» Required work
Output the data below exactly, without images.

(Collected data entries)

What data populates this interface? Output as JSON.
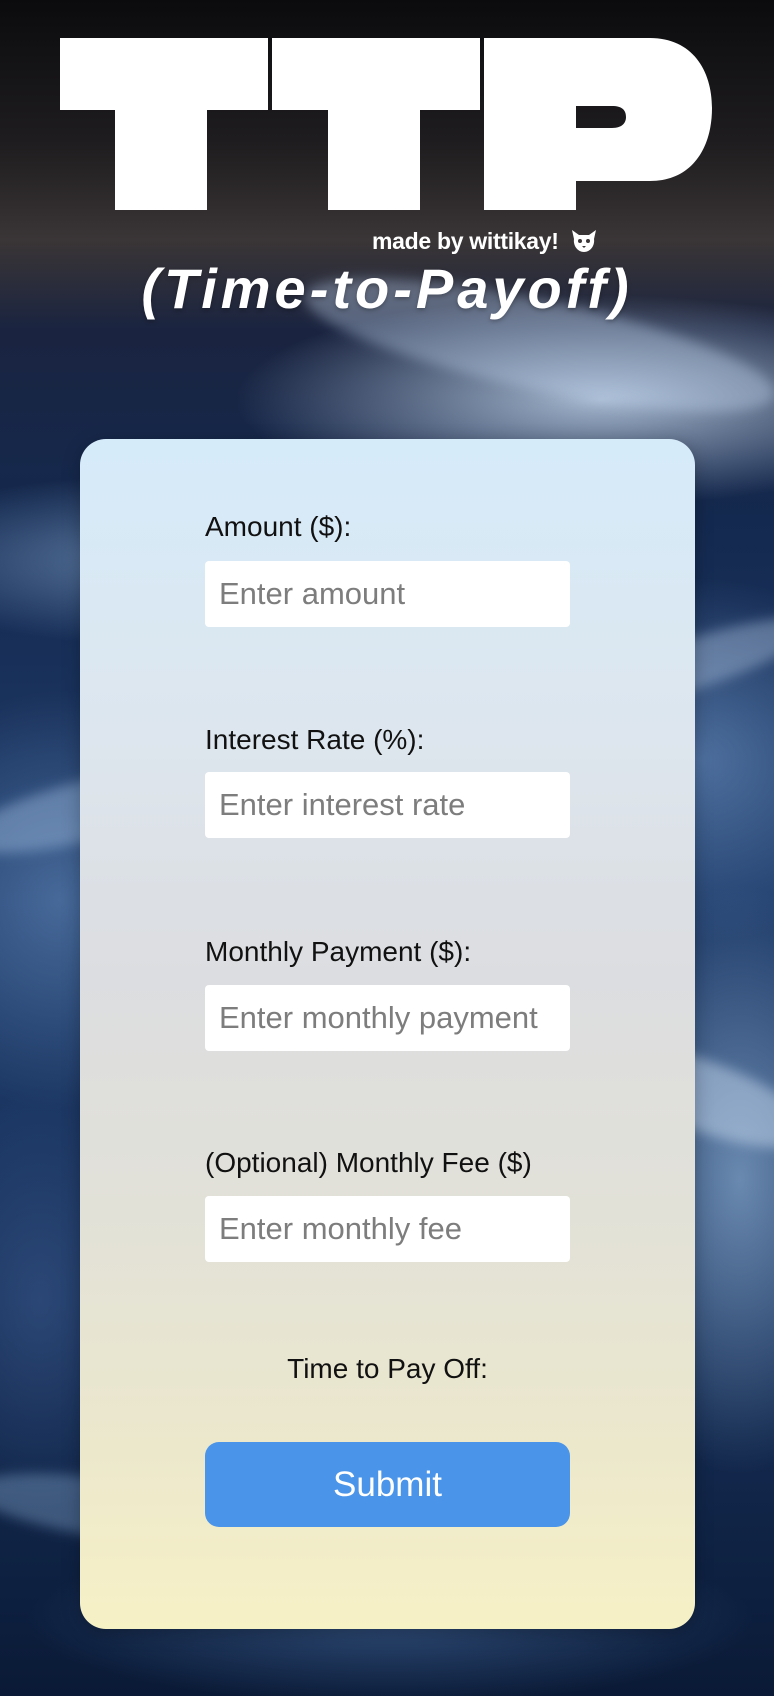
{
  "header": {
    "logo_text": "TTP",
    "credit": "made by wittikay!",
    "credit_icon": "cat-icon",
    "subtitle": "(Time-to-Payoff)"
  },
  "form": {
    "fields": [
      {
        "label": "Amount ($):",
        "placeholder": "Enter amount",
        "value": ""
      },
      {
        "label": "Interest Rate (%):",
        "placeholder": "Enter interest rate",
        "value": ""
      },
      {
        "label": "Monthly Payment ($):",
        "placeholder": "Enter monthly payment",
        "value": ""
      },
      {
        "label": "(Optional) Monthly Fee ($)",
        "placeholder": "Enter monthly fee",
        "value": ""
      }
    ],
    "result_label": "Time to Pay Off:",
    "submit_label": "Submit"
  },
  "colors": {
    "button": "#4a94ea",
    "card_top": "#d6ebfa",
    "card_bottom": "#f7f1c6"
  }
}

» Exercise output
What data populates this interface? Output as JSON.
{
  "header": {
    "logo_text": "TTP",
    "credit": "made by wittikay!",
    "credit_icon": "cat-icon",
    "subtitle": "(Time-to-Payoff)"
  },
  "form": {
    "fields": [
      {
        "label": "Amount ($):",
        "placeholder": "Enter amount",
        "value": ""
      },
      {
        "label": "Interest Rate (%):",
        "placeholder": "Enter interest rate",
        "value": ""
      },
      {
        "label": "Monthly Payment ($):",
        "placeholder": "Enter monthly payment",
        "value": ""
      },
      {
        "label": "(Optional) Monthly Fee ($)",
        "placeholder": "Enter monthly fee",
        "value": ""
      }
    ],
    "result_label": "Time to Pay Off:",
    "submit_label": "Submit"
  },
  "colors": {
    "button": "#4a94ea",
    "card_top": "#d6ebfa",
    "card_bottom": "#f7f1c6"
  }
}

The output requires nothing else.